Only the lines of the data holding the string "download" need to be returned.

*** Opening of The data ***

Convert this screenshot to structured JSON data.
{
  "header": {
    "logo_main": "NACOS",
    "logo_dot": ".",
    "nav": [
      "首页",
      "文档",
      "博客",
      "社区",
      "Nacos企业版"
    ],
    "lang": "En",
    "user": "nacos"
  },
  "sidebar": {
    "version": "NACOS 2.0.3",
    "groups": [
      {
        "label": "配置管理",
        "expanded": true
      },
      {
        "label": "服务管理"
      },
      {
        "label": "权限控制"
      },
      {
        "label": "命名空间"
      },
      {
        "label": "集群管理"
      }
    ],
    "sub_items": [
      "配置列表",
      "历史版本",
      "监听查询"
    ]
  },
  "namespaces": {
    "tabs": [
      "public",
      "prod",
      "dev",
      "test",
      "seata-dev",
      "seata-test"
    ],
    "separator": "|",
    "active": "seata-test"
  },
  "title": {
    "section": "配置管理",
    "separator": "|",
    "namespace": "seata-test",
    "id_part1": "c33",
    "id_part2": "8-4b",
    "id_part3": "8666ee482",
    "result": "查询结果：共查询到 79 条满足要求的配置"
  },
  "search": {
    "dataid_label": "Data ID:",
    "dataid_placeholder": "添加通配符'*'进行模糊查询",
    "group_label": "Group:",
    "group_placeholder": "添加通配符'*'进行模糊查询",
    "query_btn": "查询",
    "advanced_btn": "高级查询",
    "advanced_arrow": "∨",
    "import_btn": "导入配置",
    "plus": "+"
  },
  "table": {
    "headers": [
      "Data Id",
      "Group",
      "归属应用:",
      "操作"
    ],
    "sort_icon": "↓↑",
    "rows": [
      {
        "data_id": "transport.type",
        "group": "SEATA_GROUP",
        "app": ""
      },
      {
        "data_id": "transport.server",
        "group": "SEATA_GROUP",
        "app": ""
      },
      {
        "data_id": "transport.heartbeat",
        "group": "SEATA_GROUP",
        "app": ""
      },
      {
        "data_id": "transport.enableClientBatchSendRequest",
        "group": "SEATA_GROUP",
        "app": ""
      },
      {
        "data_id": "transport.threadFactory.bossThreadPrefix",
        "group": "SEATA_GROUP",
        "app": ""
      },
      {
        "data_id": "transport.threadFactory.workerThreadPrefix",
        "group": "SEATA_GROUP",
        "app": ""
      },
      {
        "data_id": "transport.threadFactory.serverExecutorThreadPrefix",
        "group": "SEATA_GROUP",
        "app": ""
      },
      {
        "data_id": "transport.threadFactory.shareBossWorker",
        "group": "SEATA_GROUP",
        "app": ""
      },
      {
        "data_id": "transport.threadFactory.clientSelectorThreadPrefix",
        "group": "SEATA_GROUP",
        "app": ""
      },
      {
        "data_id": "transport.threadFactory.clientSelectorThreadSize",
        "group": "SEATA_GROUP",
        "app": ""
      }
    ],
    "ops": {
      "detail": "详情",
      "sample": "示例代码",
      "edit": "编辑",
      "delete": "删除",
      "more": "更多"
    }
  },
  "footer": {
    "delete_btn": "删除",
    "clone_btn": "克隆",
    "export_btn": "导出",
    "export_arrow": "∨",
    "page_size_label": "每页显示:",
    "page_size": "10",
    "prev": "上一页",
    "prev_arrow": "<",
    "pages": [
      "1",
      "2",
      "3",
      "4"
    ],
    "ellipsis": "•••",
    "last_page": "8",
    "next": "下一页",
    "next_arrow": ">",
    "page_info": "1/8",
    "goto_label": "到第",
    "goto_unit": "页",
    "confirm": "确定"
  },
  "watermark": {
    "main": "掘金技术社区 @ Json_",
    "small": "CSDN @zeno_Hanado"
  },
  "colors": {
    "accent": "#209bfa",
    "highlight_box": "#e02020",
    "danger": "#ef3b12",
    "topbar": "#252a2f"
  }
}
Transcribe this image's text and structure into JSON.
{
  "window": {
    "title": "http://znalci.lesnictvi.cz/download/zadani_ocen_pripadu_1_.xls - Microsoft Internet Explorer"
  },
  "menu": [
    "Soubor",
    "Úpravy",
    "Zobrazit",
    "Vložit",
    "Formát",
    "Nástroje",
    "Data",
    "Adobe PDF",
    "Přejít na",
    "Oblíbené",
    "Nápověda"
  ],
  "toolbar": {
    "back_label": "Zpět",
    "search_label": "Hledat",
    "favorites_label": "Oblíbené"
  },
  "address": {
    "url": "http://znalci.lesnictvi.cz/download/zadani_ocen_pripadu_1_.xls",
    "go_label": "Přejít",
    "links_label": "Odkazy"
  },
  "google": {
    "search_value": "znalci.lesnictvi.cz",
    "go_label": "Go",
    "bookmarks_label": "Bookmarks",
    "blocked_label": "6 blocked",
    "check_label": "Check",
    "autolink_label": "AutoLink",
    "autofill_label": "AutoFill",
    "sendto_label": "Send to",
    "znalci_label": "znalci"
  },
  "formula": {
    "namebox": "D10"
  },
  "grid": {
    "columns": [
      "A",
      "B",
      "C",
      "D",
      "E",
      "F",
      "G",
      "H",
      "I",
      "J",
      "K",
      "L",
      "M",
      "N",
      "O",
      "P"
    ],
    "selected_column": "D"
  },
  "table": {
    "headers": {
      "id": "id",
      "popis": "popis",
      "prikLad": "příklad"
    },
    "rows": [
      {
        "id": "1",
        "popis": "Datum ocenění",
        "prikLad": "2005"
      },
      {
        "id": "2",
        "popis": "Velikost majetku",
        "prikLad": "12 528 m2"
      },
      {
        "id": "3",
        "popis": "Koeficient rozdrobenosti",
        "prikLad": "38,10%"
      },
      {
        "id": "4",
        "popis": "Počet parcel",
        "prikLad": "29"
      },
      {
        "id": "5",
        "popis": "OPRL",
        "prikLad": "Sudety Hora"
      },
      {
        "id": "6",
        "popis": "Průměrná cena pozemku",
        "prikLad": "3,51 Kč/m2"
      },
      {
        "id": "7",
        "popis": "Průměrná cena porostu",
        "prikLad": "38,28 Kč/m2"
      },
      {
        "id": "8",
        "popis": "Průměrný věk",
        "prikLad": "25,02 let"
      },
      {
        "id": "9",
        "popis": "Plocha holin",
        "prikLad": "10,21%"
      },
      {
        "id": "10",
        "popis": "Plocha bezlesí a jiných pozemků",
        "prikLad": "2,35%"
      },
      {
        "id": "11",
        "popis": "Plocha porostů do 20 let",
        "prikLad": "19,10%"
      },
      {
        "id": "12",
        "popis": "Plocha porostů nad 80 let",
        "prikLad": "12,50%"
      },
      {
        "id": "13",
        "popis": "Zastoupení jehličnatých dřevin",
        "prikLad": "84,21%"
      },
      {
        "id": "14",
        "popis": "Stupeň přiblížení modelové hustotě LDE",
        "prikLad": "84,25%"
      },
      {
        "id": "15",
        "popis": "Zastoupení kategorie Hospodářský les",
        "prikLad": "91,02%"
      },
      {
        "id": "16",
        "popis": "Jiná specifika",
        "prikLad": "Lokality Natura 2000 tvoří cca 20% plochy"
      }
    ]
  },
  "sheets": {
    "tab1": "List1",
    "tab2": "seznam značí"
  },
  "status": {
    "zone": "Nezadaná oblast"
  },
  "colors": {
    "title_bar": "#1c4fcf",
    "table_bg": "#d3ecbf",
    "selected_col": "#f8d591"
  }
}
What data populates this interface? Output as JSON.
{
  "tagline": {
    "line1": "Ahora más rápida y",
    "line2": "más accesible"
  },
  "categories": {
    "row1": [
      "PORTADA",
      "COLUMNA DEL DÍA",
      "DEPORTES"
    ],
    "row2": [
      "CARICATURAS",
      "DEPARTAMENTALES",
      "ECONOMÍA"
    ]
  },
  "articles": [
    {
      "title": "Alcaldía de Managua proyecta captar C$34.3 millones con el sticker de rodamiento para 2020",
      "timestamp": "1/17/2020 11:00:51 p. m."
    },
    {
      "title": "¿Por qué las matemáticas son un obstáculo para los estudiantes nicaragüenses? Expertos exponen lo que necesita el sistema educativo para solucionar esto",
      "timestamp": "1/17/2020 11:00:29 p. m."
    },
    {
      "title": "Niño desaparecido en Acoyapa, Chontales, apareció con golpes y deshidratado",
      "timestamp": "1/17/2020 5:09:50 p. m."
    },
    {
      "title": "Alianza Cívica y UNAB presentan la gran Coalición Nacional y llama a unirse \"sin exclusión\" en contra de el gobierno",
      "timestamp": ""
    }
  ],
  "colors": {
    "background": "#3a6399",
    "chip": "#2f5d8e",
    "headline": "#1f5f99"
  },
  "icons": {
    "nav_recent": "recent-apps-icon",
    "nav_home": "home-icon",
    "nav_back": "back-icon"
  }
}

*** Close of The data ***

● Reply to the task:
    "title": "http://znalci.lesnictvi.cz/download/zadani_ocen_pripadu_1_.xls - Microsoft Internet Explorer"
    "url": "http://znalci.lesnictvi.cz/download/zadani_ocen_pripadu_1_.xls",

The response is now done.